### Problem to solve
Report each line of the entries below that includes "bridge".

### Exercise material
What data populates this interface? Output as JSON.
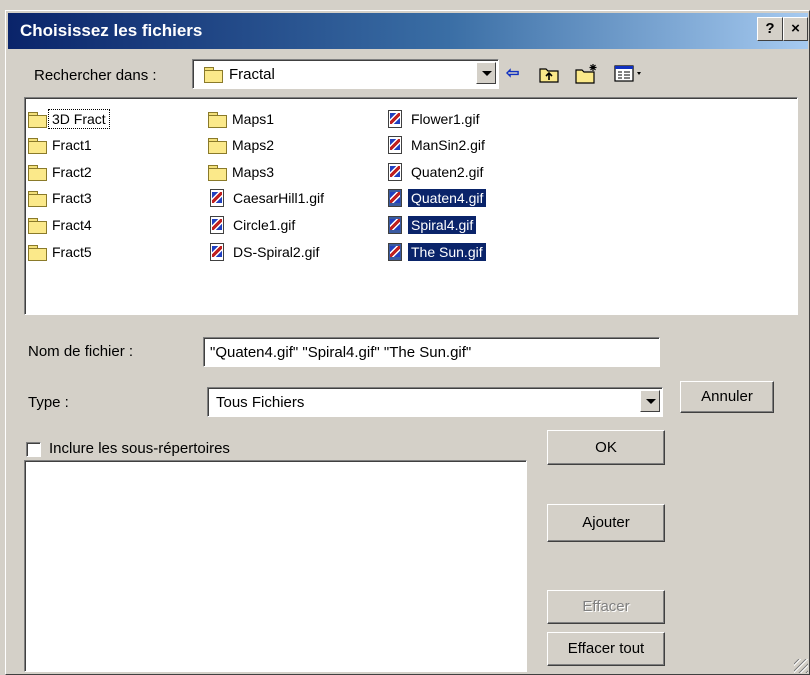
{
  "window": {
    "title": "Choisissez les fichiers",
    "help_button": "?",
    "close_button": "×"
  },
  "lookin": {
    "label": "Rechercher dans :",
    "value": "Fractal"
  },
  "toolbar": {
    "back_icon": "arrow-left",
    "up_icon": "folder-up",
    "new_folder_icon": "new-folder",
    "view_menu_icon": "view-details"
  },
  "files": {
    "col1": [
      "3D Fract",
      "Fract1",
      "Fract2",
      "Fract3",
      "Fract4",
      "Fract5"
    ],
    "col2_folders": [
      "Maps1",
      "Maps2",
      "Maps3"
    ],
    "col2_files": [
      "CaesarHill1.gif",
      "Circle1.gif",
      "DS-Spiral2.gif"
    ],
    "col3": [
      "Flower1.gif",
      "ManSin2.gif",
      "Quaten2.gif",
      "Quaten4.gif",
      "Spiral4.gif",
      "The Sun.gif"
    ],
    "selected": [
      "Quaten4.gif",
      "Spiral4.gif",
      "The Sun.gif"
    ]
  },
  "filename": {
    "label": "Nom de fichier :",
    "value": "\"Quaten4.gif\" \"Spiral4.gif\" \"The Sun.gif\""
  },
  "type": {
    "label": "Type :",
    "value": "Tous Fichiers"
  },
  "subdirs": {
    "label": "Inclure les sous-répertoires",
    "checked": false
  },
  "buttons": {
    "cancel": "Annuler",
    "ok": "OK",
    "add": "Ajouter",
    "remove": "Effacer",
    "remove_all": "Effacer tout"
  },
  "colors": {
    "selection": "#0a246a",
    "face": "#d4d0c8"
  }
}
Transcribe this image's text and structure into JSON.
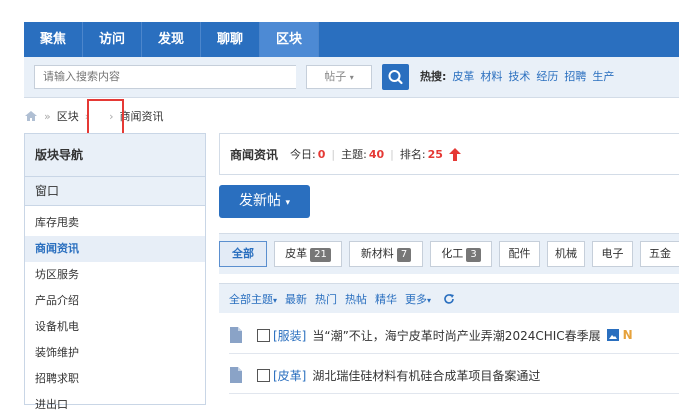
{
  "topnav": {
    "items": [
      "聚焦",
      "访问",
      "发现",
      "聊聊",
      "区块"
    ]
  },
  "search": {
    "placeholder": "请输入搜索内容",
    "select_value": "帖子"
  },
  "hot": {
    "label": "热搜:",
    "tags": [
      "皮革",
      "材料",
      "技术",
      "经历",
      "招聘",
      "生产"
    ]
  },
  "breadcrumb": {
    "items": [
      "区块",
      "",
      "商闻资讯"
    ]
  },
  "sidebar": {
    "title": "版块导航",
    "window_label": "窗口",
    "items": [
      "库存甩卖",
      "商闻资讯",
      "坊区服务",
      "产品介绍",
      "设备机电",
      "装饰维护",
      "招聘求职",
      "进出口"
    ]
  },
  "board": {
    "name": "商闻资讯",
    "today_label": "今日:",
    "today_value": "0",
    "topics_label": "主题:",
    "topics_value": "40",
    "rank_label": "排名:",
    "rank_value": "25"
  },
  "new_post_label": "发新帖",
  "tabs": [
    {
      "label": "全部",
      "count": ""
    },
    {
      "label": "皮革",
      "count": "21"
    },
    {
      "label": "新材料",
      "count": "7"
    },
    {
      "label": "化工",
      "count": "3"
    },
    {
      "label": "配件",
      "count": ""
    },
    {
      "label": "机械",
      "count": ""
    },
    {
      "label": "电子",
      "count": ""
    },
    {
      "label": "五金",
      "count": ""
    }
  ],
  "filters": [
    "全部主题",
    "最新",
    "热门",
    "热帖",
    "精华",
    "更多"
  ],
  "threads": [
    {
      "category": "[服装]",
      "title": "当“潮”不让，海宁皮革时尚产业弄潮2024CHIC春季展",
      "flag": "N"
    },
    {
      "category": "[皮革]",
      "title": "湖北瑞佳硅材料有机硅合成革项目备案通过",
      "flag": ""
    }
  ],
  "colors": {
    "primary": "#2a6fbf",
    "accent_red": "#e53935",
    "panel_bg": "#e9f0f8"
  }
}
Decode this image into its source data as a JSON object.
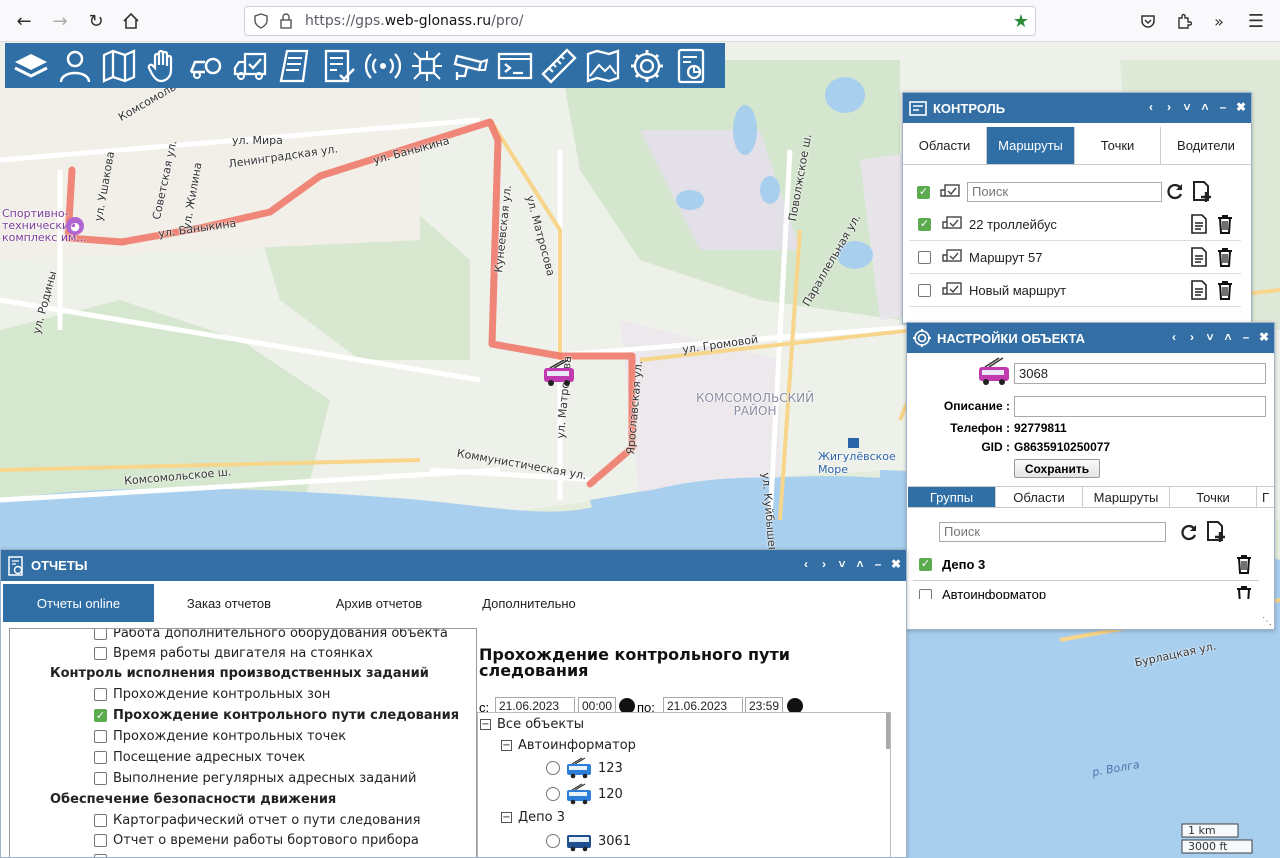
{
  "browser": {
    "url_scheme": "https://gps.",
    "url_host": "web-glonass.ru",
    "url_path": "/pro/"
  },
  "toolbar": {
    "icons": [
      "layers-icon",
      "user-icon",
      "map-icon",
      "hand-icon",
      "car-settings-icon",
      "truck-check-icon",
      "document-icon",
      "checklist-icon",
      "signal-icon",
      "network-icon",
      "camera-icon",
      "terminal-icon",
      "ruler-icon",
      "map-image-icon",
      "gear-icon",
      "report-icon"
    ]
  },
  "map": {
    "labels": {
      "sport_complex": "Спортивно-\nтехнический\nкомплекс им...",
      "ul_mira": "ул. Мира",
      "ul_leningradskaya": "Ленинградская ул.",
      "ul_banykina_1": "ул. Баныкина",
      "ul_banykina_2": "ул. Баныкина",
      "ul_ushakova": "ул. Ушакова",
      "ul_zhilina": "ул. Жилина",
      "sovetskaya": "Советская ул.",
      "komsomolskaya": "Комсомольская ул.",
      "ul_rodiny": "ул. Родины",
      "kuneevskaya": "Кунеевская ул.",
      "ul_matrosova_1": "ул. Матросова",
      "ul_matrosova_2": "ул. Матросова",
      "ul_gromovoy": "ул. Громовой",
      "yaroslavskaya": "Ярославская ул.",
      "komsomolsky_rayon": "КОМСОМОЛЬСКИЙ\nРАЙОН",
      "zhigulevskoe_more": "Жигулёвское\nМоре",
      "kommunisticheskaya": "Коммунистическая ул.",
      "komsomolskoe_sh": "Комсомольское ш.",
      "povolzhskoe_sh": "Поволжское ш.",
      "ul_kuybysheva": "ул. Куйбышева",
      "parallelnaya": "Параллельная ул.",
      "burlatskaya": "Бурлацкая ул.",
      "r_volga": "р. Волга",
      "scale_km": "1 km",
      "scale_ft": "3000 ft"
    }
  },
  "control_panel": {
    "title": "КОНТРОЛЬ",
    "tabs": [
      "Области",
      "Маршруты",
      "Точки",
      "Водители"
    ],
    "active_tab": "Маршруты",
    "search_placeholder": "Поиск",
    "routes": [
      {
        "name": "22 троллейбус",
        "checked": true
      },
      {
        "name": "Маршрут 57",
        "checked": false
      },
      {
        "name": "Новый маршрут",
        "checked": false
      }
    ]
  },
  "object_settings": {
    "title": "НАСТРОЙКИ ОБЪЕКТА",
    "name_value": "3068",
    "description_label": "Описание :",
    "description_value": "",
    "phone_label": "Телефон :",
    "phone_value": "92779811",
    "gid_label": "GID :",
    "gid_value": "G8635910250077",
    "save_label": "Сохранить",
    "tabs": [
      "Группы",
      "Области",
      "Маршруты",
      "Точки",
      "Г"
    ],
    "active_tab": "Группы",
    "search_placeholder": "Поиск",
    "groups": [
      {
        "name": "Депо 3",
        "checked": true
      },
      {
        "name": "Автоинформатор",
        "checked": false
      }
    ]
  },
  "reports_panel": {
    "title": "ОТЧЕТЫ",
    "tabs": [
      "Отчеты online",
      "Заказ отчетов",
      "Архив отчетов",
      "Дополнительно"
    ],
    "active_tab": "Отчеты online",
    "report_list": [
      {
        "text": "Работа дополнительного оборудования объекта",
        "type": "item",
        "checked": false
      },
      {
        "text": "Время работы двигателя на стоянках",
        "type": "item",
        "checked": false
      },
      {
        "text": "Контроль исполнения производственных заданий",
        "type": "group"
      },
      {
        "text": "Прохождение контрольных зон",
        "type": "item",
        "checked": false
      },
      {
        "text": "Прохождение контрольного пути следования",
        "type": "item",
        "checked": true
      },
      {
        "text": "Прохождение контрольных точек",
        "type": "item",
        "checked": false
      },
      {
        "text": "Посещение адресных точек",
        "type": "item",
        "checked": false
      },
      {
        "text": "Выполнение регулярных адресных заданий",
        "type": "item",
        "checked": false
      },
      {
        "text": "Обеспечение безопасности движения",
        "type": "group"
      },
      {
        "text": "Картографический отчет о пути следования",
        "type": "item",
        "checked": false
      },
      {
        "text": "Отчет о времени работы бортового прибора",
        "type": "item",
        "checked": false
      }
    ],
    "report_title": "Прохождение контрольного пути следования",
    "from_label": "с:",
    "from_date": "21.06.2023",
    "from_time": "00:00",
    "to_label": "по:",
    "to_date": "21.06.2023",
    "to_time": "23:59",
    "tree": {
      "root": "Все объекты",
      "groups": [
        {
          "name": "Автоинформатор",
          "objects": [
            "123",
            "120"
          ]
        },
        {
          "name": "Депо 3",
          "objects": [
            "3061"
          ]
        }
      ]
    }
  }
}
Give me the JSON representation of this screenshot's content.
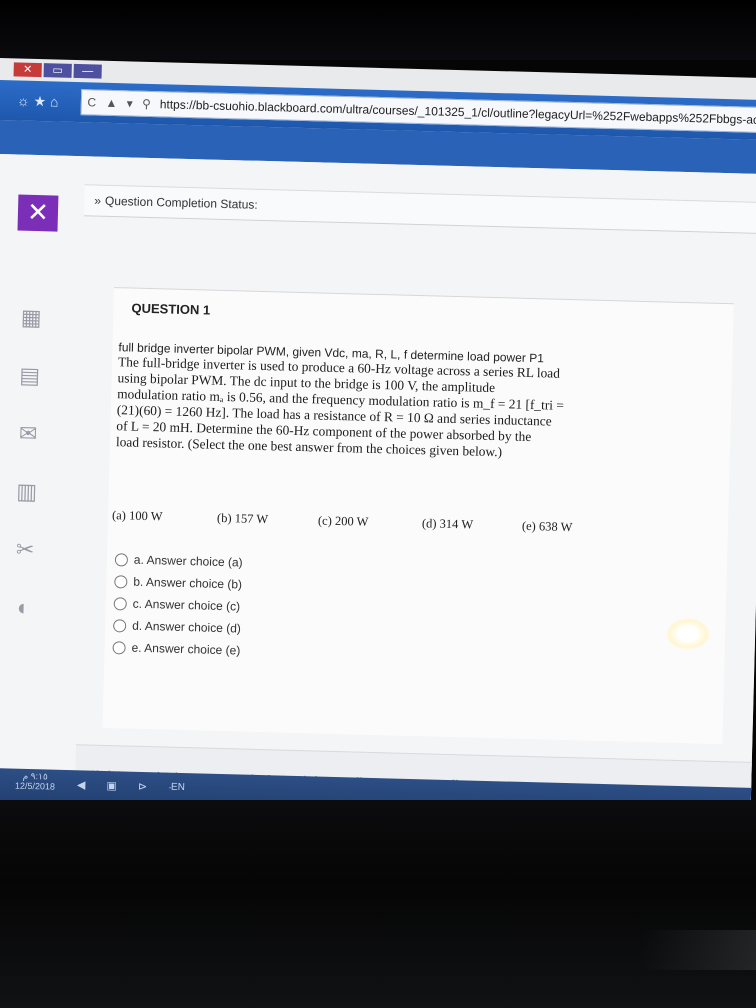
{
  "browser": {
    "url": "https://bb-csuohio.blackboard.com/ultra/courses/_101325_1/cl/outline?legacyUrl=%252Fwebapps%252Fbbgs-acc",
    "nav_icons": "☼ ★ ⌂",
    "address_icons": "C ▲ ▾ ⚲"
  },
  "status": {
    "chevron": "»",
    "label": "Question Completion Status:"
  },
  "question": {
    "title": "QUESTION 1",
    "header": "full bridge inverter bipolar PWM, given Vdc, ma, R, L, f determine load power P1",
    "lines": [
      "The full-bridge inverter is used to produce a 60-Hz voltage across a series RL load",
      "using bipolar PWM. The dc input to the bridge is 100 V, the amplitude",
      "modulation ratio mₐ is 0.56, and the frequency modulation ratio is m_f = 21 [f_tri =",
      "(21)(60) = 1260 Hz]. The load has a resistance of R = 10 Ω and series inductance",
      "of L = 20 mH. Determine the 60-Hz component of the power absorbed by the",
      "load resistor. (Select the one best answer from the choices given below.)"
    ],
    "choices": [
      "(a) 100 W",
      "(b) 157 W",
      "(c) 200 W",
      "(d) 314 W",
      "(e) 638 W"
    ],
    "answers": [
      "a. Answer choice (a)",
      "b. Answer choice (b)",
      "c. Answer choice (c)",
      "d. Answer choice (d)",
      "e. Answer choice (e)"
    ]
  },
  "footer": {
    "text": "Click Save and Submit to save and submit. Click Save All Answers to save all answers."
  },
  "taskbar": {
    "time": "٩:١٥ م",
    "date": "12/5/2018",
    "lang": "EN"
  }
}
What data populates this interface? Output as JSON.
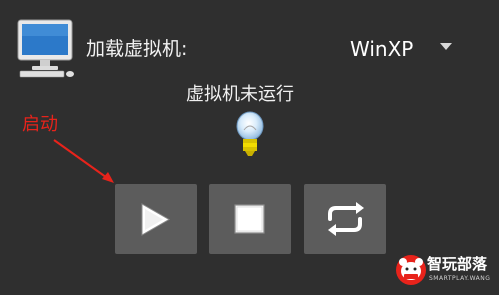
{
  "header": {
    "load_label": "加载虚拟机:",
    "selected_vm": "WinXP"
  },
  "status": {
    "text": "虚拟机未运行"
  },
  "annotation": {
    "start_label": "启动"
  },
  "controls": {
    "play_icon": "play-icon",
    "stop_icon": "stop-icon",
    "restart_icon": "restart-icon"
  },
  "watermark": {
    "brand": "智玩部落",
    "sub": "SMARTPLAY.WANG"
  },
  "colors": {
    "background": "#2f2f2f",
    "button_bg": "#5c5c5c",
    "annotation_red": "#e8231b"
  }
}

### Task solution
    "header": "full bridge inverter bipolar PWM, given Vdc, ma, R, L, f determine load power P1",
      "The full-bridge inverter is used to produce a 60-Hz voltage across a series RL load",
      "using bipolar PWM. The dc input to the bridge is 100 V, the amplitude",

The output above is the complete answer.